§ RECORDS SUPPLIED:

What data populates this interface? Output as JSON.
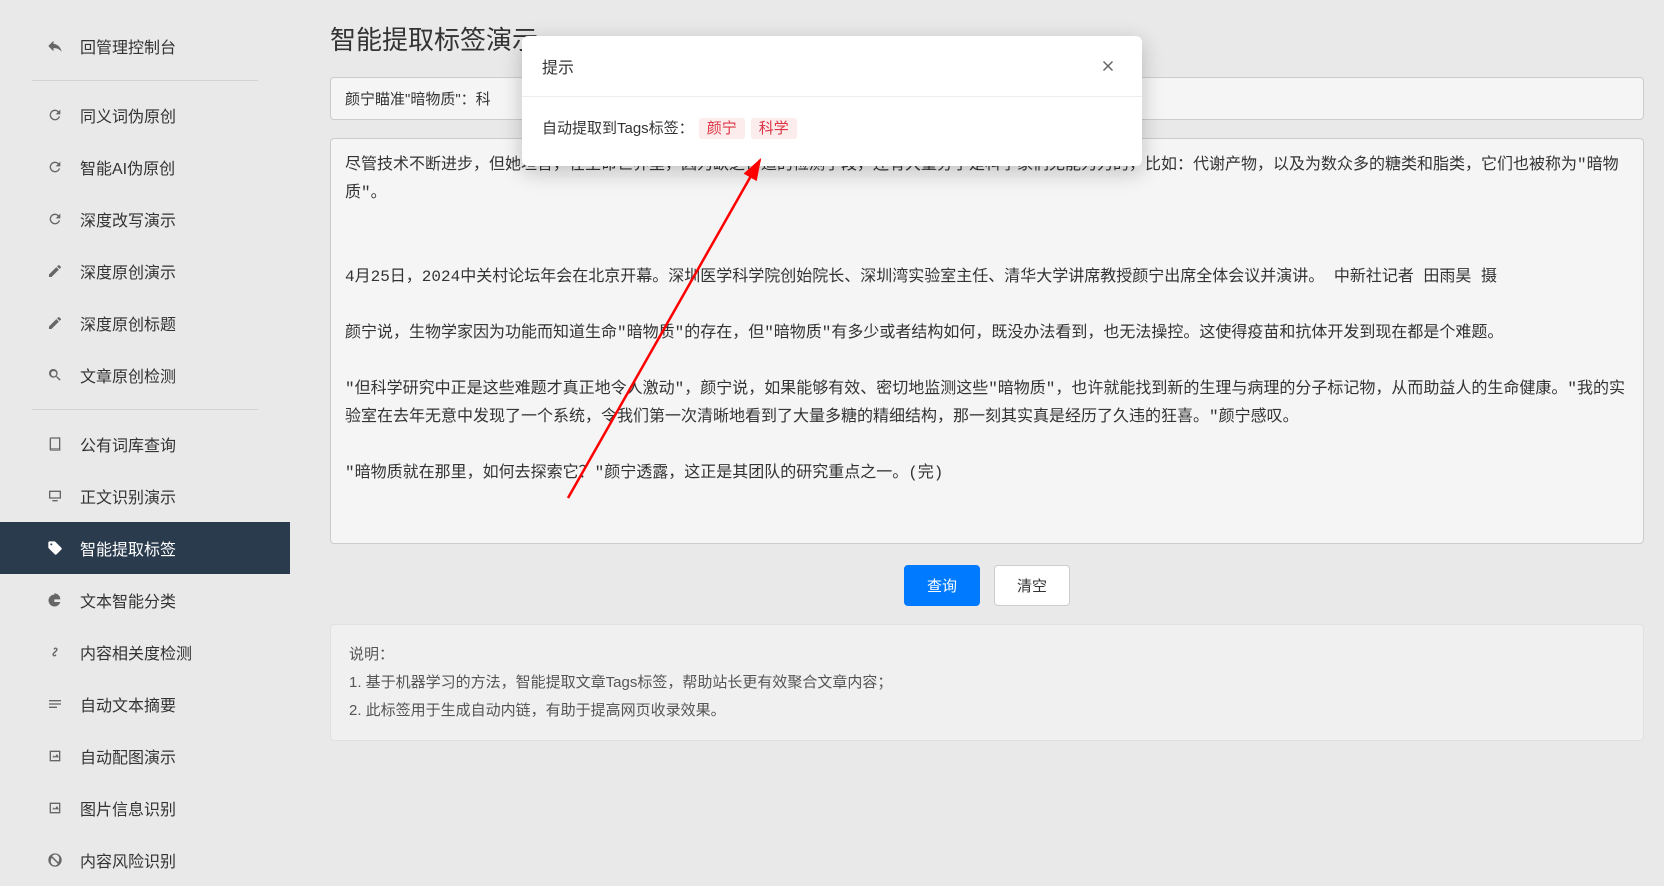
{
  "sidebar": {
    "back_label": "回管理控制台",
    "items_g1": [
      {
        "label": "同义词伪原创",
        "icon": "refresh"
      },
      {
        "label": "智能AI伪原创",
        "icon": "refresh"
      },
      {
        "label": "深度改写演示",
        "icon": "refresh"
      },
      {
        "label": "深度原创演示",
        "icon": "edit"
      },
      {
        "label": "深度原创标题",
        "icon": "edit"
      },
      {
        "label": "文章原创检测",
        "icon": "search"
      }
    ],
    "items_g2": [
      {
        "label": "公有词库查询",
        "icon": "book"
      },
      {
        "label": "正文识别演示",
        "icon": "monitor"
      },
      {
        "label": "智能提取标签",
        "icon": "tag",
        "active": true
      },
      {
        "label": "文本智能分类",
        "icon": "pie"
      },
      {
        "label": "内容相关度检测",
        "icon": "link"
      },
      {
        "label": "自动文本摘要",
        "icon": "bars"
      },
      {
        "label": "自动配图演示",
        "icon": "image"
      },
      {
        "label": "图片信息识别",
        "icon": "image"
      },
      {
        "label": "内容风险识别",
        "icon": "ban"
      }
    ]
  },
  "main": {
    "page_title": "智能提取标签演示",
    "title_input_value": "颜宁瞄准\"暗物质\"：科",
    "content_value": "尽管技术不断进步，但她坦言，在生命世界里，因为缺乏合适的检测手段，还有大量分子是科学家们无能为力的，比如：代谢产物，以及为数众多的糖类和脂类，它们也被称为\"暗物质\"。\n\n\n4月25日，2024中关村论坛年会在北京开幕。深圳医学科学院创始院长、深圳湾实验室主任、清华大学讲席教授颜宁出席全体会议并演讲。 中新社记者 田雨昊 摄\n\n颜宁说，生物学家因为功能而知道生命\"暗物质\"的存在，但\"暗物质\"有多少或者结构如何，既没办法看到，也无法操控。这使得疫苗和抗体开发到现在都是个难题。\n\n\"但科学研究中正是这些难题才真正地令人激动\"，颜宁说，如果能够有效、密切地监测这些\"暗物质\"，也许就能找到新的生理与病理的分子标记物，从而助益人的生命健康。\"我的实验室在去年无意中发现了一个系统，令我们第一次清晰地看到了大量多糖的精细结构，那一刻其实真是经历了久违的狂喜。\"颜宁感叹。\n\n\"暗物质就在那里，如何去探索它？\"颜宁透露，这正是其团队的研究重点之一。(完)",
    "query_btn": "查询",
    "clear_btn": "清空",
    "desc_heading": "说明：",
    "desc_line1": "1. 基于机器学习的方法，智能提取文章Tags标签，帮助站长更有效聚合文章内容；",
    "desc_line2": "2. 此标签用于生成自动内链，有助于提高网页收录效果。"
  },
  "modal": {
    "title": "提示",
    "body_prefix": "自动提取到Tags标签：",
    "tags": [
      "颜宁",
      "科学"
    ]
  },
  "colors": {
    "primary": "#007bff",
    "danger": "#dc3545",
    "sidebar_active": "#2b3b4e"
  }
}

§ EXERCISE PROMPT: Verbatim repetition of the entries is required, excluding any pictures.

§ FINAL ANSWER:
What data populates this interface? Output as JSON.
{
  "sidebar": {
    "back_label": "回管理控制台",
    "items_g1": [
      {
        "label": "同义词伪原创",
        "icon": "refresh"
      },
      {
        "label": "智能AI伪原创",
        "icon": "refresh"
      },
      {
        "label": "深度改写演示",
        "icon": "refresh"
      },
      {
        "label": "深度原创演示",
        "icon": "edit"
      },
      {
        "label": "深度原创标题",
        "icon": "edit"
      },
      {
        "label": "文章原创检测",
        "icon": "search"
      }
    ],
    "items_g2": [
      {
        "label": "公有词库查询",
        "icon": "book"
      },
      {
        "label": "正文识别演示",
        "icon": "monitor"
      },
      {
        "label": "智能提取标签",
        "icon": "tag",
        "active": true
      },
      {
        "label": "文本智能分类",
        "icon": "pie"
      },
      {
        "label": "内容相关度检测",
        "icon": "link"
      },
      {
        "label": "自动文本摘要",
        "icon": "bars"
      },
      {
        "label": "自动配图演示",
        "icon": "image"
      },
      {
        "label": "图片信息识别",
        "icon": "image"
      },
      {
        "label": "内容风险识别",
        "icon": "ban"
      }
    ]
  },
  "main": {
    "page_title": "智能提取标签演示",
    "title_input_value": "颜宁瞄准\"暗物质\"：科",
    "content_value": "尽管技术不断进步，但她坦言，在生命世界里，因为缺乏合适的检测手段，还有大量分子是科学家们无能为力的，比如：代谢产物，以及为数众多的糖类和脂类，它们也被称为\"暗物质\"。\n\n\n4月25日，2024中关村论坛年会在北京开幕。深圳医学科学院创始院长、深圳湾实验室主任、清华大学讲席教授颜宁出席全体会议并演讲。 中新社记者 田雨昊 摄\n\n颜宁说，生物学家因为功能而知道生命\"暗物质\"的存在，但\"暗物质\"有多少或者结构如何，既没办法看到，也无法操控。这使得疫苗和抗体开发到现在都是个难题。\n\n\"但科学研究中正是这些难题才真正地令人激动\"，颜宁说，如果能够有效、密切地监测这些\"暗物质\"，也许就能找到新的生理与病理的分子标记物，从而助益人的生命健康。\"我的实验室在去年无意中发现了一个系统，令我们第一次清晰地看到了大量多糖的精细结构，那一刻其实真是经历了久违的狂喜。\"颜宁感叹。\n\n\"暗物质就在那里，如何去探索它？\"颜宁透露，这正是其团队的研究重点之一。(完)",
    "query_btn": "查询",
    "clear_btn": "清空",
    "desc_heading": "说明：",
    "desc_line1": "1. 基于机器学习的方法，智能提取文章Tags标签，帮助站长更有效聚合文章内容；",
    "desc_line2": "2. 此标签用于生成自动内链，有助于提高网页收录效果。"
  },
  "modal": {
    "title": "提示",
    "body_prefix": "自动提取到Tags标签：",
    "tags": [
      "颜宁",
      "科学"
    ]
  },
  "colors": {
    "primary": "#007bff",
    "danger": "#dc3545",
    "sidebar_active": "#2b3b4e"
  }
}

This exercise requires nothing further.